I moved house and started to commute by bike and found anorak less useful (entering details for new cell towers as you pedal along is likely to get you a Darwin award).
So, I moved on to GPS based stuff: http://launchpad.net/johnjohn
johnjohn needs more work + there are some neat things that could be done to combine ideas from anorak.
Funny, that...I'd just been musing about the utility of a device capable of taking...err, specified actions based on GPS coordinates in a more...umm...well, *intimate* context just a few weeks ago.
Now it sounds like someone's done the heavy lifting for me.
Optus in Australia launched its MyZooNow 3G interface with a similar feature set just over three years ago (using Bullant - now xumii technology). MyZooNow had a 'modes' feature that allowed users to set many application preferences. Mode changes were triggered in response to a location change or more simple date/time rules. Typically, a 'home' and 'work' mode was defined - the idea being that at home you have the footie and at work the footsie.

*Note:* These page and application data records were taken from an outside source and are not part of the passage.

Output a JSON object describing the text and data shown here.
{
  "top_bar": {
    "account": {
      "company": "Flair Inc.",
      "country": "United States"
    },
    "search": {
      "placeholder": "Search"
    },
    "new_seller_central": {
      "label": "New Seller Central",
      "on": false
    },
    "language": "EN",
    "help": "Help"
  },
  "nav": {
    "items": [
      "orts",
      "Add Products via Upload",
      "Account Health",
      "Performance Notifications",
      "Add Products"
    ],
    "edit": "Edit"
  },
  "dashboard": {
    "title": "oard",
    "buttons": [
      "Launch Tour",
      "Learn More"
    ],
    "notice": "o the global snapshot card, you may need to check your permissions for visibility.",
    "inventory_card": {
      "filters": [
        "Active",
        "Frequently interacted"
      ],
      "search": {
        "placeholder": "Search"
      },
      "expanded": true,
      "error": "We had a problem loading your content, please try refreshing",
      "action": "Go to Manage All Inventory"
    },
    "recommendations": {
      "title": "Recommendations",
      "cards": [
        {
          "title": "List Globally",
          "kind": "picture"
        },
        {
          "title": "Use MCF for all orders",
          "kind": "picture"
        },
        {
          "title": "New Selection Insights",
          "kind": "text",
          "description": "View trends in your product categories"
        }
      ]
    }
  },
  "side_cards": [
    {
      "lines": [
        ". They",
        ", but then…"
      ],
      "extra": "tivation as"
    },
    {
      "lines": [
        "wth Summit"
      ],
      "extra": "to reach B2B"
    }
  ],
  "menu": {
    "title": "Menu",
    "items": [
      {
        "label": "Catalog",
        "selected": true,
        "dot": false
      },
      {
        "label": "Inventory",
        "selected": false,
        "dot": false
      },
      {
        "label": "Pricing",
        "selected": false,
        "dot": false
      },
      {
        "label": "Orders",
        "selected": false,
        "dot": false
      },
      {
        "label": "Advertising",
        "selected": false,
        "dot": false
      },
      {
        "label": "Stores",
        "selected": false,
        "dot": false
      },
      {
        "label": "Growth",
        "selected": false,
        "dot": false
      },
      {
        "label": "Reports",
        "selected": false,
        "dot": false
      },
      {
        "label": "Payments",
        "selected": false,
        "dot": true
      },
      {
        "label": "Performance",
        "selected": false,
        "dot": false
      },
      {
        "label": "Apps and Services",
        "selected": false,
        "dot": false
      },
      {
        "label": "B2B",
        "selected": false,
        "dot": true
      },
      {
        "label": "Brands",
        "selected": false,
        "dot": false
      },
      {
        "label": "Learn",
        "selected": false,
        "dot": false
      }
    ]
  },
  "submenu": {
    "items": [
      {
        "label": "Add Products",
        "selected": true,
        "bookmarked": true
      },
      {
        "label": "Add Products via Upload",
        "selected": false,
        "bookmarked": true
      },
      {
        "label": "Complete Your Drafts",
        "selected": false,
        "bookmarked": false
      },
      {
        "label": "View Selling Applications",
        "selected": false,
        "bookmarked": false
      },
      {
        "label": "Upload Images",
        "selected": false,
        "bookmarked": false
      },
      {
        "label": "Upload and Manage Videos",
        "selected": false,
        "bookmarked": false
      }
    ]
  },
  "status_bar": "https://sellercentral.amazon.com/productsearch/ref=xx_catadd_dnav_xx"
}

The base Bullant platform could also trigger ad displays as well as launch applications as a result of a location change. I also recall that Psiloc had a similar S60 product in the market 3 years ago. Indeed, my current company sells a rules based engine for S60 where complex rules can be created to do the same thing.
Nothing new here from what I can see.
"It's hard to imagine when one might want an alarm to notify arrival at a specific place - one is usually already aware of such a thing"
You mean, people using mobile phones have started looking where they're going?
As others have said, this is a very old idea, implemented in various different ways previously (with or without GPS).
More to the point, it's a gimmick in the same way that all these things turn out to be gimmicks, because the technology isn't ready or reliable enough to be put to serious use. Constant location-aware services on any device mean constant battery drain, which soon adds up to a far greater inconvenience than that resolved by whatever trivial task is being performed. It's also unreliable, since GPS signals are regularly lost or unavailable, meaning you can never rely on the feature at any given moment anyway (even while it continues to suck your battery dry).
The killer app of GPS is TomTom, and only that.